We all know what we’re supposed to do. We’ve read, even clipped, the articles. Some of us have bought the books. We’ve made resolutions and false starts. Count present company among the crowd.
Seven years ago when we began this phase of retirement in earnest, with the sale of our house in Virginia and the plans for a new home in a new location, we knew we needed to downsize not just our space but also our stuff. There’s nothing like the need to vacate in a month to concentrate one’s attention. Thus, we disposed of approximately 60 percent of our books, asked the children what they would like from our inventory, gave box after box to good causes, and sent the rest off to auction.
Despite these efforts, probably not our best, when we arrived at our new home in New York, we immediately filled the basement full of items we thought we might need — things we weren’t ready to say good-bye to yet, family heirlooms that the children thought they might want in the future, and a lot of papers, letters, photo albums and unsorted bins. Seven years later it is obvious what we really do need and what we do want to hold onto.
We’ve made fits and starts at cleaning out the detritus, but they have been short-lived.
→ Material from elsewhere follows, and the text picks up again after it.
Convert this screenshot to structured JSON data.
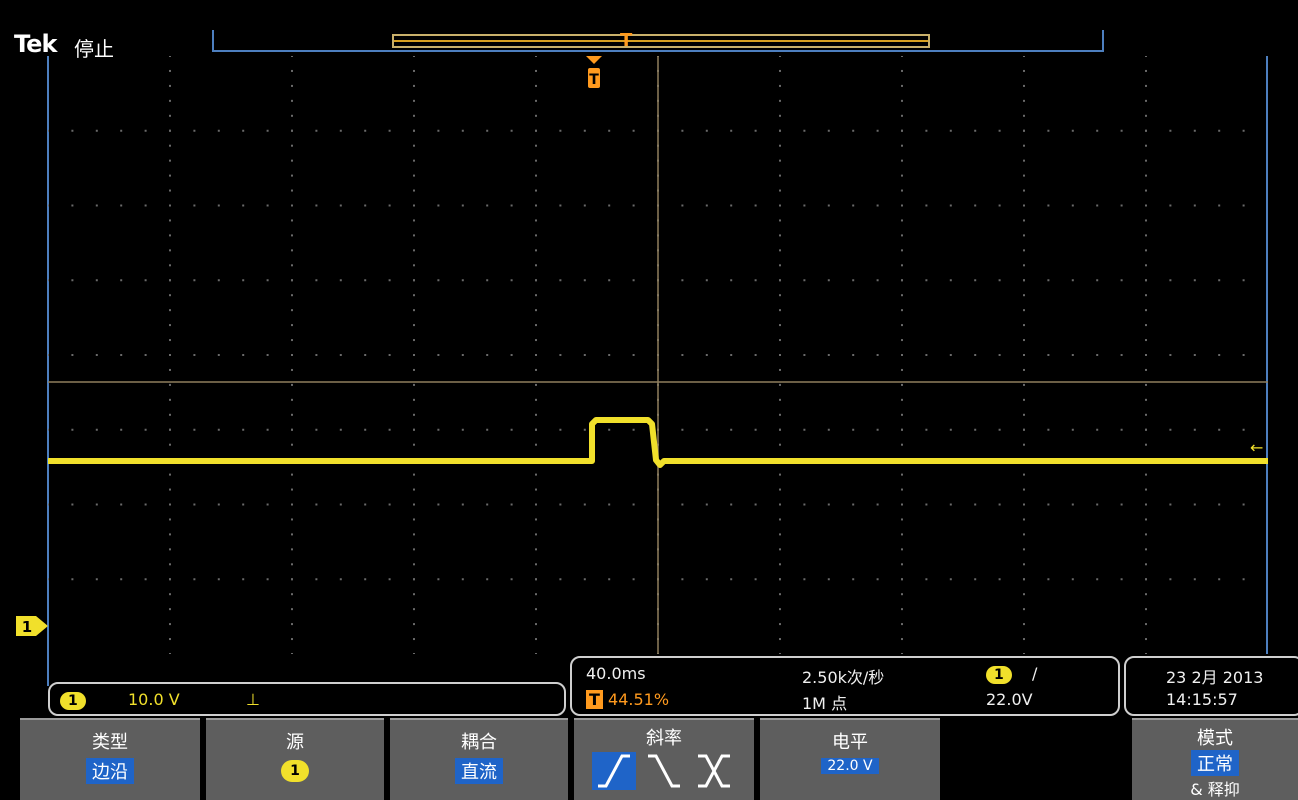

Other things take precedence. Last fall I began a program of throwing out or giving away at least one item every day. At that rate it was going to take me more time than remains. Ray has worked on the garage, largely on a seasonal basis.
So, with this blog as a fresh incentive, we have decided to follow our own advice. Of course, this will work only so long as we are held accountable. Therefore, we will be reporting to you periodically on how we are doing. We’d also like to hear from you about how you have tackled the stuff in your lives. Do you have a method? What works; what doesn’t? Where does the stuff end up?
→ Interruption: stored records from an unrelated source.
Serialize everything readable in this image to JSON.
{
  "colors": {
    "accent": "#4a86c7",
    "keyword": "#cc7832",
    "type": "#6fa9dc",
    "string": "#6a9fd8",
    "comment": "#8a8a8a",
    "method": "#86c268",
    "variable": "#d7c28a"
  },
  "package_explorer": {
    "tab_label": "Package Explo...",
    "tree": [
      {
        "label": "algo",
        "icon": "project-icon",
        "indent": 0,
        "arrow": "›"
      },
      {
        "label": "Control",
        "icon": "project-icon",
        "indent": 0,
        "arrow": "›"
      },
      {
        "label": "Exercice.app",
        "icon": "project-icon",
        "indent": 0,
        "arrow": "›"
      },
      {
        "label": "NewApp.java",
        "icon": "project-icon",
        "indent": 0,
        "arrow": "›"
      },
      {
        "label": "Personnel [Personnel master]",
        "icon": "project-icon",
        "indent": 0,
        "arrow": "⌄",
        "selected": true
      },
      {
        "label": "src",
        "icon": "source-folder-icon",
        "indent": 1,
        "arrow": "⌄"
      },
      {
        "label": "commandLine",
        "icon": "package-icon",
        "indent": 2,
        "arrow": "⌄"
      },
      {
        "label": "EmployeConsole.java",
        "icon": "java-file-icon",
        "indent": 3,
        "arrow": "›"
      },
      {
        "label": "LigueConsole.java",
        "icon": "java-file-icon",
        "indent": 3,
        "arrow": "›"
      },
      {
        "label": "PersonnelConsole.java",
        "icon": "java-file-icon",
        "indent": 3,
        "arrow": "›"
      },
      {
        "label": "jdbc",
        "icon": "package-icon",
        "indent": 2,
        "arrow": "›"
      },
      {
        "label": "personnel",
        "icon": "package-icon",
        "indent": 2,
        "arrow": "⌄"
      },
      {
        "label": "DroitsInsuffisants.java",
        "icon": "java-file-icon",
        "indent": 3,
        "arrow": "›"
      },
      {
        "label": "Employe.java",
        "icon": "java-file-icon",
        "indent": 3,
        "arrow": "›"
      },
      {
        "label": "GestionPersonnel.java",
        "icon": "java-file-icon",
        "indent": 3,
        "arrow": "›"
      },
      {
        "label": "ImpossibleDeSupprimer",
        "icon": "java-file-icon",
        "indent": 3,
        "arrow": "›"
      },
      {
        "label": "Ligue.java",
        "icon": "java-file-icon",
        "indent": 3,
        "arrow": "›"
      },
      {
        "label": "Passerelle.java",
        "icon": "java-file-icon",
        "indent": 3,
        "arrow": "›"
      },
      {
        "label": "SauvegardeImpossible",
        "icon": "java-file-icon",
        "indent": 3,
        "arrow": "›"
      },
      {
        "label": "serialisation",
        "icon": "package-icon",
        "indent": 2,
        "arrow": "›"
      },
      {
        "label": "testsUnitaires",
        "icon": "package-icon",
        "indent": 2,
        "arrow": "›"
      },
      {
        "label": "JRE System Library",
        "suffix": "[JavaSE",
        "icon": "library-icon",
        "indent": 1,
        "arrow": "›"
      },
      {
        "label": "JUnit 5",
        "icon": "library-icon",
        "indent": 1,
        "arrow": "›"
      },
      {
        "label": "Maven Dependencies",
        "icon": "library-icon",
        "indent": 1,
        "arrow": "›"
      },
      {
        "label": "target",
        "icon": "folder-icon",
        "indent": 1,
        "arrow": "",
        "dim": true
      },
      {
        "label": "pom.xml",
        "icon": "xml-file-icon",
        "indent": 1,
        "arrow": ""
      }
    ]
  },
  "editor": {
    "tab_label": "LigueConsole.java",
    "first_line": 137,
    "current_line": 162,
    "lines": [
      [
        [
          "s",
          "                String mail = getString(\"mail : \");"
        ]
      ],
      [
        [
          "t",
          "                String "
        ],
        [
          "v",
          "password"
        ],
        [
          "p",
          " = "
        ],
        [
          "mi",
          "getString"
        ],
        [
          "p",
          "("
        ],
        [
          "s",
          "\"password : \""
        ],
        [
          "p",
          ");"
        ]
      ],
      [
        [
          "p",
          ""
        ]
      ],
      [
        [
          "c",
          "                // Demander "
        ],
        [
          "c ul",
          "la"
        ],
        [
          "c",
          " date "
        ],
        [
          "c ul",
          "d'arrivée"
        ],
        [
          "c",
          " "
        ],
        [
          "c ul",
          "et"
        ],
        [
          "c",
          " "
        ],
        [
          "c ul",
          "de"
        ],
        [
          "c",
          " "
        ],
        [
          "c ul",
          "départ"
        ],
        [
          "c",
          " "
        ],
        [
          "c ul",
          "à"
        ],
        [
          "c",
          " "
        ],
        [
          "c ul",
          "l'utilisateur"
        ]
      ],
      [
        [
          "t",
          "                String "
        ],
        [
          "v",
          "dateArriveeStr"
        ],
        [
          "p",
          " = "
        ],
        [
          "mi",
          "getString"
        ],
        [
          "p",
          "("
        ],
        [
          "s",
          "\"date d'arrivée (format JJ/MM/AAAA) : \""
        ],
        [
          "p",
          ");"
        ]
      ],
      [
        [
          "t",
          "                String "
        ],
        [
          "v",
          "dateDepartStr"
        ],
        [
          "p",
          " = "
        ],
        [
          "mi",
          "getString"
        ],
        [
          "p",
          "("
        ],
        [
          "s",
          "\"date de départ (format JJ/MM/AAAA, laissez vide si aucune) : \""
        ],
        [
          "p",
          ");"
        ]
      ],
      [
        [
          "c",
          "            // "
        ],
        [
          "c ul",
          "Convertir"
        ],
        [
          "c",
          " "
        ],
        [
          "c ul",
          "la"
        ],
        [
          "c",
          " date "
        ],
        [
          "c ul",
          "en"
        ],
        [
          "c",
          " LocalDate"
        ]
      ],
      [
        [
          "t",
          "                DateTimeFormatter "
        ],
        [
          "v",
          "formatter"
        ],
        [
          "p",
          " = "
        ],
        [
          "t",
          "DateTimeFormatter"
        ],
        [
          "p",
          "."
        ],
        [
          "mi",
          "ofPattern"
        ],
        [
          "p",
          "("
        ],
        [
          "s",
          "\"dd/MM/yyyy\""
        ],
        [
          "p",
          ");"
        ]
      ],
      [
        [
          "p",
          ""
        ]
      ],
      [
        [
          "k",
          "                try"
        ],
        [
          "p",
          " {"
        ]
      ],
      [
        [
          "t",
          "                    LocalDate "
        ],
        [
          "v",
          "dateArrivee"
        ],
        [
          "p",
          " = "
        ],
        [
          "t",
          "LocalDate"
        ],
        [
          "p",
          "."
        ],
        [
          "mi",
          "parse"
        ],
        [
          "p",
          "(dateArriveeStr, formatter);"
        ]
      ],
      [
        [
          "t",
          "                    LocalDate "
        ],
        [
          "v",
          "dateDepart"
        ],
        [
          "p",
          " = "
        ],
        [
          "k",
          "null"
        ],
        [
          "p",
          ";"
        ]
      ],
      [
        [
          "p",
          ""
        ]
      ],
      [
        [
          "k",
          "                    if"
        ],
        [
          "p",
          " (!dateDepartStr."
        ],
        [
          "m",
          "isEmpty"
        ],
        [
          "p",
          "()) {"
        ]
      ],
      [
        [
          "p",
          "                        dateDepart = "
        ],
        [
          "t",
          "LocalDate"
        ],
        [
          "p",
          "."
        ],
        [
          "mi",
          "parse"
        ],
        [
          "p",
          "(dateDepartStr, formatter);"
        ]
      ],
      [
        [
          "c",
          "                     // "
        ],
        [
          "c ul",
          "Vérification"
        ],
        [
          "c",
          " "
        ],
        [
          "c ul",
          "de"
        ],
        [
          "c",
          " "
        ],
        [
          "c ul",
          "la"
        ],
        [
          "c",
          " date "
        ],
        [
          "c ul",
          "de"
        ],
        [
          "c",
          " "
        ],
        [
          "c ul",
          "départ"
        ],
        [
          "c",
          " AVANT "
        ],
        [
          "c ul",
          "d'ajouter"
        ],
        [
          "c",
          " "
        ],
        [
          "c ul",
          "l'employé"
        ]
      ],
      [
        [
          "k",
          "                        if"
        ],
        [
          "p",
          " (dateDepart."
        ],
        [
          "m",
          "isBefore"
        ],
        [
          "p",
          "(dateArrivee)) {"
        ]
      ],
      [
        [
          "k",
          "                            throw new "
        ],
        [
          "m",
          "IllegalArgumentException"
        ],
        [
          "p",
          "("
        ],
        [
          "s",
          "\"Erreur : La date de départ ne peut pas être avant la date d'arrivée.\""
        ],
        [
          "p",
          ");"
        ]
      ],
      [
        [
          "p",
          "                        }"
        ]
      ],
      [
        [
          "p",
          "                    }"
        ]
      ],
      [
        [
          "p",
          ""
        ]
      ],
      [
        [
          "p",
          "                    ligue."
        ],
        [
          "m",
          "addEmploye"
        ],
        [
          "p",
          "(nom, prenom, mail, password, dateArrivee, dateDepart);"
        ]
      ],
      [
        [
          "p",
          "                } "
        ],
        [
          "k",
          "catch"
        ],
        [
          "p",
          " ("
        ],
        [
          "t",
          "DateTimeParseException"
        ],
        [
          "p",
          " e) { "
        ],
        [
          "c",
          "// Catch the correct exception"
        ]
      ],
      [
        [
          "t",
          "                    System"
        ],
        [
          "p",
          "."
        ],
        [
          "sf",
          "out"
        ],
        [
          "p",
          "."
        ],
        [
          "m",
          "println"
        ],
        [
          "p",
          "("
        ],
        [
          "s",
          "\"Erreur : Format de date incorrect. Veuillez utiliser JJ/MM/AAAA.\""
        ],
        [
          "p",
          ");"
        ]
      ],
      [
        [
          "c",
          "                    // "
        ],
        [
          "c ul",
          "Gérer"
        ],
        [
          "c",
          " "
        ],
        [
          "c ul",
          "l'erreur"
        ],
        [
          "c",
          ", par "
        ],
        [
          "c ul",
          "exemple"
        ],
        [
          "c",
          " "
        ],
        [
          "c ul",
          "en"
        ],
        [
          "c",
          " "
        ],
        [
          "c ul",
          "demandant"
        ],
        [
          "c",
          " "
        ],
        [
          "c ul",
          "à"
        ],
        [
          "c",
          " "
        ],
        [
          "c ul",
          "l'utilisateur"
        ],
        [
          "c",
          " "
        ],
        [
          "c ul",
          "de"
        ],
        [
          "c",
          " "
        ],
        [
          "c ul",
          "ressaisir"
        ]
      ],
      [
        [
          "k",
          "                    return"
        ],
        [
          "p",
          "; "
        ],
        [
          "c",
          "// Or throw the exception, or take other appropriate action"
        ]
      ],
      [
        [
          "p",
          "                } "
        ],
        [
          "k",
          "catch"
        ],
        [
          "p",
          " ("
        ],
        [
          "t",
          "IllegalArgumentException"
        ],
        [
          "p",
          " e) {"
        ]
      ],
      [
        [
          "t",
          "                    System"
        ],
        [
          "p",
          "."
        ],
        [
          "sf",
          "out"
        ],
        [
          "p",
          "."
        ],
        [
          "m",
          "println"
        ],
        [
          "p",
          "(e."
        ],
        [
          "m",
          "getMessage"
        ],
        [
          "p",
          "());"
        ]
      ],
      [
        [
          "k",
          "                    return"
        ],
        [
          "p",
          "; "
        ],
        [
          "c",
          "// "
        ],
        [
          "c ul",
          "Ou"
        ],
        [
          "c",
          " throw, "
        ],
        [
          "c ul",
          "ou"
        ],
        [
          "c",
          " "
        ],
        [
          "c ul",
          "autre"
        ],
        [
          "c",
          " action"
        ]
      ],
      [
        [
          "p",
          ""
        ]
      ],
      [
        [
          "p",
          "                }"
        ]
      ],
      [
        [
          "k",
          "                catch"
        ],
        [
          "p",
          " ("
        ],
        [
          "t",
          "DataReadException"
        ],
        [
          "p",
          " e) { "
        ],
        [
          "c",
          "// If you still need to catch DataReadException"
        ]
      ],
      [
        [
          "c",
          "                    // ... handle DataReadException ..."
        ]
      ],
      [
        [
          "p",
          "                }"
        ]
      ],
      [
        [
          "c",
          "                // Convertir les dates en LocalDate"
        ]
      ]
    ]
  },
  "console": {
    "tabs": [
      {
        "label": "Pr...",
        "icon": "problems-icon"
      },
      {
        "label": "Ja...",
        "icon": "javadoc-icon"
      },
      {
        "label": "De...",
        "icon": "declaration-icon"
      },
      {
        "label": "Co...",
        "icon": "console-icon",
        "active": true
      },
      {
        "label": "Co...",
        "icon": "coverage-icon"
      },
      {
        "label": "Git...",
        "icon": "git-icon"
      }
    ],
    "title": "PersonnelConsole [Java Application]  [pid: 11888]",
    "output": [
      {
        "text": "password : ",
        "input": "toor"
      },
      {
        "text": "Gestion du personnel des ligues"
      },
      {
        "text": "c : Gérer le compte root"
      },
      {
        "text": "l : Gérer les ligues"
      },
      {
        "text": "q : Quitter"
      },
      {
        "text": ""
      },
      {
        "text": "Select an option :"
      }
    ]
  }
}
Here we go:
Two days ago Ray gave away three bicycles by posting them on our local yard sale website. No more fantasies about the children and grandchildren coming to ride them. Besides, the kids are too tall now and have more sophisticated bikes of their own. The daughters bring their bikes with them to train on the steep slopes.
Yesterday, Donna culled the bookcases in the guest room and the catch-all periodicals basket. Yield: two wine boxes worth. (Wine boxes are the standard unit of measure here in Finger Lakes wine country.) Most of it was old local newspaper articles and travel brochures. All the information can be found on-line.